Advanced keywords enable you to create a much wider variety of combinations for keyword triggers. For example, if a user types 'data' and 'policy', the bot will reply with a message you've created on data policies. If the user types in just 'policy' but not 'data', then the bot will just reply with a message about just policies.

We've written down a few examples of the sort of things you can do with advanced keywords. The interface still needs a lot of work to be user friendly but we hope you can make use of the beta capabilities in the meantime.

Recreating IS and CONTAINS

When creating expressions, we can either say that the user input contains a particular word, or that the user input is a particular word.  In order to check this, use these functions (copy and paste the italic part):  

IS: is("policy", input) - where “policy” is the word you’d like to check for, and input represents what the user has typed into the bot.  Both “policy” and the input are passed into the is function and compared with each other.  If input is a perfect match for “policy” then this function returns true, which means the message associated with the advanced keyword is sent.

CONTAINS: contains("policy", input) -  where “policy” is the word you’d like to check for, and input represents what the user has typed into the bot.  Both “policy” and the input are passed into the is function and compared with each other.  If input is contains the word “policy” then this function returns true, which means the message associated with the advanced keyword is sent. Note that the word input should always be kept as input, as that’s what we use internally to represent what the user typed into the bot.

Examples

Example input: “Are there any in depth documents on our diversity policy?”

Advanced keyword: contains("documents", input) && contains("diversity", input) 

Bot reply: “Here are some documents that go into detail about our diversity policy”

Explanation: Here we’re saying that what the user typed into the bot must contain both “documents” and “diversity”.  We can do this by putting the && between the contains functions which means “and”.  If we wanted the user to have additionally typed in “please” then we could add && contains("please", input).  Using && effectively lets you say “this, and this, and this...” etc.

-

Example input: “What is our diversity policy?”

Advanced keyword: contains("diversity policy", input) && !contains("documents", input) 

Bot reply: “Our diversity policy is....”

Explanation: Here we’re saying that what the user typed into the bot must contain “diversity policy” but not contain “documents”.  So, we’re using the && as before to say that “both these contains functions must ring true”.  However, in order to say that we don’t want “documents” in what the user’s typed, we use the exclamation mark! It’s effectively a short-hand way of saying “not this”.  So by saying !contains("documents", input) we’re saying “user input does not contain the word ‘documents’”.
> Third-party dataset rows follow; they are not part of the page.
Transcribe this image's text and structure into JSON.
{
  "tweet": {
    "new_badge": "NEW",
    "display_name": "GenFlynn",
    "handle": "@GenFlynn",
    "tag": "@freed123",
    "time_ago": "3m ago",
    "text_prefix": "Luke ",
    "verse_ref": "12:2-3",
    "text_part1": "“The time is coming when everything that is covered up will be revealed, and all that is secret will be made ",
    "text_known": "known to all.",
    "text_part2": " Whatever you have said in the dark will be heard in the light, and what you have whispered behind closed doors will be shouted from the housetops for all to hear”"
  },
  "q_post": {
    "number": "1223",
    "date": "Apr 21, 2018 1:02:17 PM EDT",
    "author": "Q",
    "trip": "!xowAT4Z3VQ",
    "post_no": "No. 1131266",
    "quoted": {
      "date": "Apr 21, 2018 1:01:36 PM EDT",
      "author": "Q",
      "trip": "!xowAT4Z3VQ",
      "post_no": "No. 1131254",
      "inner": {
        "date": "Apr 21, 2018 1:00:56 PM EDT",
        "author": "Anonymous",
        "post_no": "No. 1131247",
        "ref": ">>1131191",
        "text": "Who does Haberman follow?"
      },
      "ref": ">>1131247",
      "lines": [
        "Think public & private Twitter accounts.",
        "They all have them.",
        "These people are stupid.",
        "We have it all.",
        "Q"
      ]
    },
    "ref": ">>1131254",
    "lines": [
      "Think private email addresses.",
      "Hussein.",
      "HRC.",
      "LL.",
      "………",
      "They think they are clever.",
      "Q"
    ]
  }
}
-

Example input: “I’d like a sandwich with bacon please”, OR “I’d like a sandwich with cheese please”, but the follow will NOT trigger “I’d like a sandwich with bacon and cheese please”

Advanced keyword: (contains("sandwich", input) && contains("bacon", input) && !contains("cheese", input)) || (contains("sandwich", input) && contains("cheese", input) && !contains("bacon", input)) 

Bot reply: “your sandwich with one filling is coming up!”

Explanation: Here we’re saying that what the user typed into the bot must contain “sandwich” and “cheese”, or “sandwich” and “bacon” but NOT “sandwich”, “cheese” and “bacon”.  So, you can have a sandwich but with only 1 filling - sad huh?  What’s happening here is we’re grouping the 2 options for sandwich fillings.  You’ll see that there’s 3 contains functions checking for “sandwich”, “bacon” and not “cheese” (see the ! mark?).  Then there’s another 3 contains checking for “sandwich”, “cheese” and not “bacon”.  We’ve grouped these together with parentheses.  This is no different from calculating mathematic equations.  E.g., if you see this: (5 + 5) x (6 - 1), you’d probably think “I’ll do 5 + 5 first, so that’s 10, then 6 - 1 second, so that’s 5, then I’ll do 10 x 5 which gives me 50.  The exact same thing is happening with our advanced keyword.  We’re saying “work out if the first 3 contains in parentheses are true” and “work out if the second 3 contains in parentheses are true”.  Now, you’ll probably notice there’s a || in between them.  This is how we say “or”.  So we’re saying “these 3 things must ring true OR these other three things must ring true”.  We’d recommend using parentheses to group things together when checking that multiple things are true.  With parentheses, && and || you can build up quite advanced keywords!

-

Example input: “bye”

Advanced keyword: is("bye", input) 

Bot reply: “see ya!”

Explanation: Here we’re saying that what the user typed in must exactly match “bye”.

-

Example input: “hello” OR “hi” etc

Advanced keyword: input IN ("hello", "hi", "hey", "ola", "bonjour") 

Bot reply: “hello!!”

Explanation: Here we’re saying that what the user types in must exactly match “hello” or “hi” or “hey” or “ola” or “bonjour”.  This is a nice short-hand way of having to write an advanced keyword like is("hello", input) || is("hi", input) || is("hey", input)... etc.  So, in this case the IN word precedes an array, or list, of things that we’d like to check that input matches.

Did this answer your question?